Mr Ali Alhamdani, a leading bariatric surgeon, discusses the use of weight-loss surgery in treating both morbid obesity and type II diabetes. Mr Alhamdani is an expert in this revolutionary use of bariatric surgery, and he has presented about this at the first ever International Bariatric Club World Congress in 2018.
Are there risks involved with bariatric surgery?
There are risks associated with any general surgical operation, weight loss surgery is not excluded. However, significant technical advances in weight loss surgery techniques and equipment have taken place making the chance of having any complication significantly lower than any other operation. For example, the theoretical chance of dying from some operations, like removing the oesophagus for cancer or colon cancer, is 5 and 3% respectively. The chance of dying from gastric bypass is 0.3% or 3 in a thousand. It is worth mentioning that so far I have performed 2500 weight-loss procedures with no mortality.
What are the chances of curing diabetes?
The problem with diabetes is not the sugar control but its devastating long-term consequences, like heart attacks, stroke, kidney damage, eye damage and high blood pressure. It is just like a cancer that gradually spreads through all of the body until it destroys it all. Diabetes is not only limited to a category or ethnic population, it is a life-threatening epidemic that could affect anyone in the world.
Weight loss surgery is the only recognised treatment that can offer a cure for type II diabetes, in comparison to the different modalities of medical armamentarium to treat this disease.
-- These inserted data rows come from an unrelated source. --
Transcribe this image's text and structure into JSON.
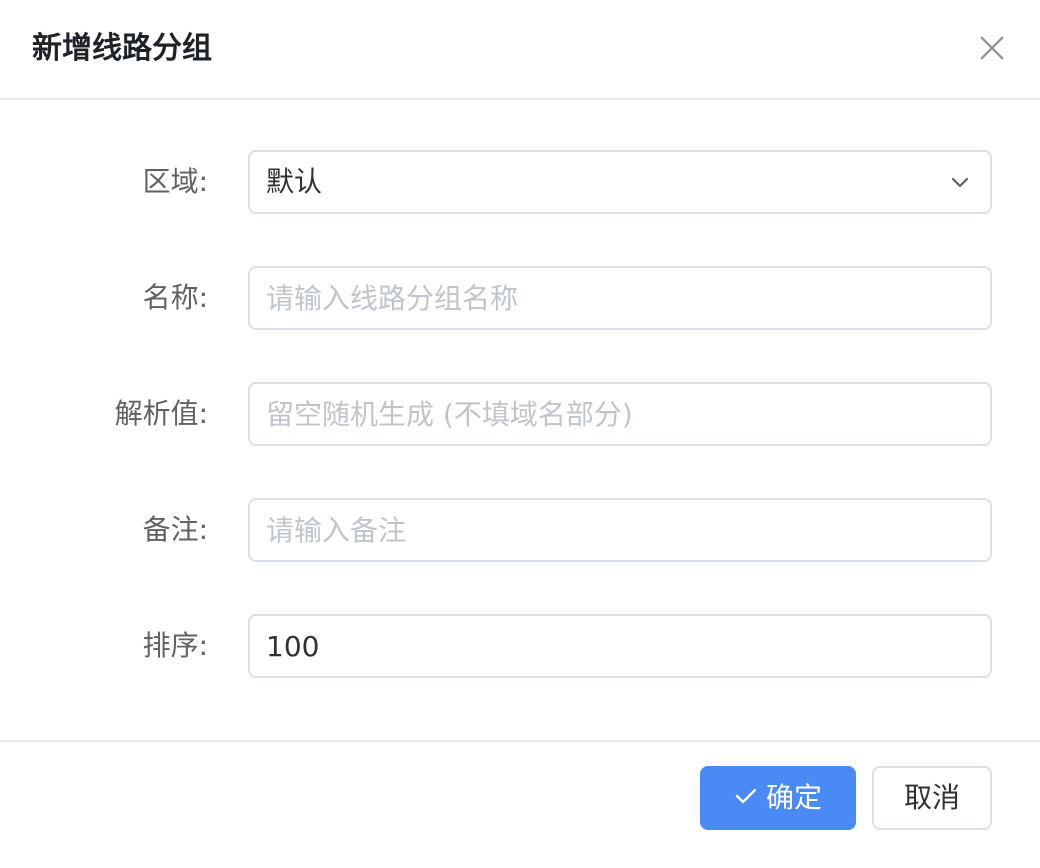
{
  "dialog": {
    "title": "新增线路分组"
  },
  "form": {
    "region": {
      "label": "区域:",
      "value": "默认"
    },
    "name": {
      "label": "名称:",
      "placeholder": "请输入线路分组名称",
      "value": ""
    },
    "resolve": {
      "label": "解析值:",
      "placeholder": "留空随机生成 (不填域名部分)",
      "value": ""
    },
    "remark": {
      "label": "备注:",
      "placeholder": "请输入备注",
      "value": ""
    },
    "sort": {
      "label": "排序:",
      "value": "100"
    }
  },
  "footer": {
    "confirm_label": "确定",
    "cancel_label": "取消"
  },
  "colors": {
    "primary": "#4a8af4",
    "border": "#dcdfe6",
    "placeholder": "#c0c4cc"
  },
  "icons": {
    "close": "close-icon",
    "chevron": "chevron-down-icon",
    "check": "check-icon"
  }
}
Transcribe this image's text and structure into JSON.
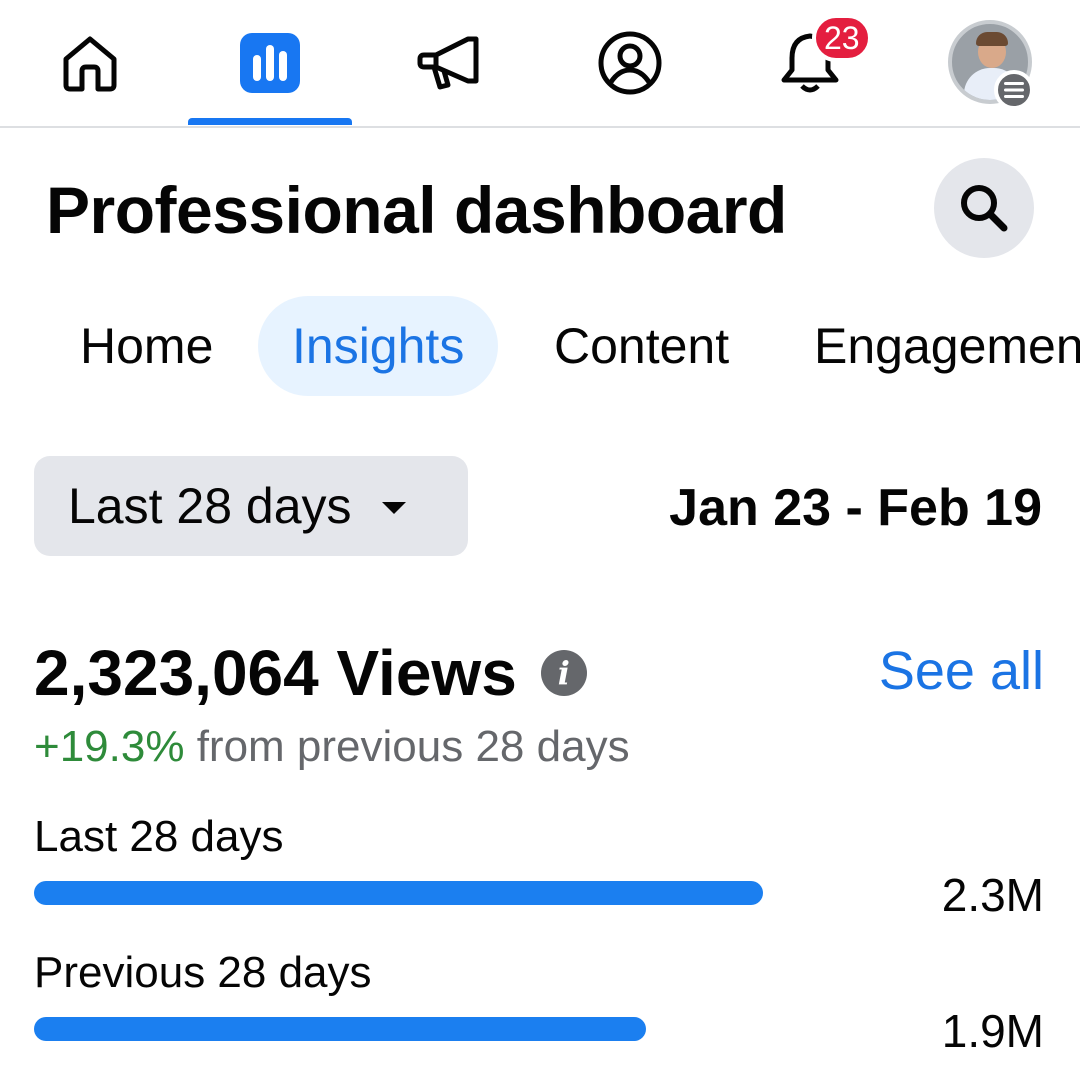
{
  "nav": {
    "items": [
      {
        "name": "home",
        "icon": "home-icon"
      },
      {
        "name": "insights",
        "icon": "bar-chart-icon",
        "active": true
      },
      {
        "name": "ads",
        "icon": "megaphone-icon"
      },
      {
        "name": "profile",
        "icon": "profile-icon"
      },
      {
        "name": "notifications",
        "icon": "bell-icon"
      },
      {
        "name": "menu",
        "icon": "avatar"
      }
    ],
    "notification_count": "23",
    "accent_color": "#1877f2",
    "badge_color": "#e41e3f"
  },
  "header": {
    "title": "Professional dashboard",
    "search_icon": "search-icon"
  },
  "tabs": [
    {
      "label": "Home",
      "active": false
    },
    {
      "label": "Insights",
      "active": true
    },
    {
      "label": "Content",
      "active": false
    },
    {
      "label": "Engagement",
      "active": false
    }
  ],
  "range": {
    "selected": "Last 28 days",
    "dates": "Jan 23 - Feb 19"
  },
  "views": {
    "count_text": "2,323,064 Views",
    "see_all": "See all",
    "change_pct": "+19.3%",
    "change_text": "from previous 28 days"
  },
  "comparison": [
    {
      "label": "Last 28 days",
      "value_text": "2.3M",
      "value": 2323064,
      "fill_fraction": 0.81
    },
    {
      "label": "Previous 28 days",
      "value_text": "1.9M",
      "value": 1947000,
      "fill_fraction": 0.68
    }
  ]
}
Worldwide data has shown that the chance of inducing remission of this disease is around 75-80 %. Worldwide research also informs us that the chance of cure is less with people who have had diabetes for more than 10 years. Hence, early treatment of morbid obesity is highly recommended to prevent the development of this disease.
Will I still need some form of diabetes treatment in the future?
If we manage to catch diabetes at early onset, then the chance of cure is very high. The longer diabetes is with the patient, the more chance the patient will not be fully cured from it. However, with weight loss surgery, it will be much easier to control and much easier to prevent the life-threatening consequences of diabetes.
It is worth mentioning that the possibility of a person contracting type II diabetes with a body mass index (BMI) above 40kg/M2 is 90%. Therefore, prevention is always better than treatment. Therefore, I advise any patient with morbid obesity with a BMI of 40kg/M2 to take urgent action to treat their morbid obesity before it is too late.
I do feel strongly for a patient who visited me a few months ago with the following history: a 48-year-old gentleman with a history of uncontrolled type II diabetes, with kidney failure and severe uncontrolled ischaemic heart disease. He was on home oxygen due to severe COPD due to his history of smoking. I, unfortunately, denied him the surgical option and referred him to my dietician to try conservative options. The reason he was denied surgery was that he is a very high-risk patient and he would not be able to survive the surgical option, not because of the surgery itself, but because of the general anaesthetic. He would not wake up if he went under general anaesthetic.
What are the other health benefits of bariatric surgery?
I always say to my patients that we do bariatric surgery, not to be prettier or only to lose weight, but actually, we perform bariatric surgery to be healthier. We do bariatric surgery to avoid:
- Heart attacks
- Obstructive sleep apnoea
- To prevent and treat type II diabetes
- To treat infertility in men and women (especially with polycystic ovaries)
- To prevent and treat benign intracranial hypertension
- To prevent and treat arthritis
- To improve our kidney function
These are the reasons that we need weight loss surgery. Make an appointment with an expert to discuss treatment options for morbid obesity and type II diabetes.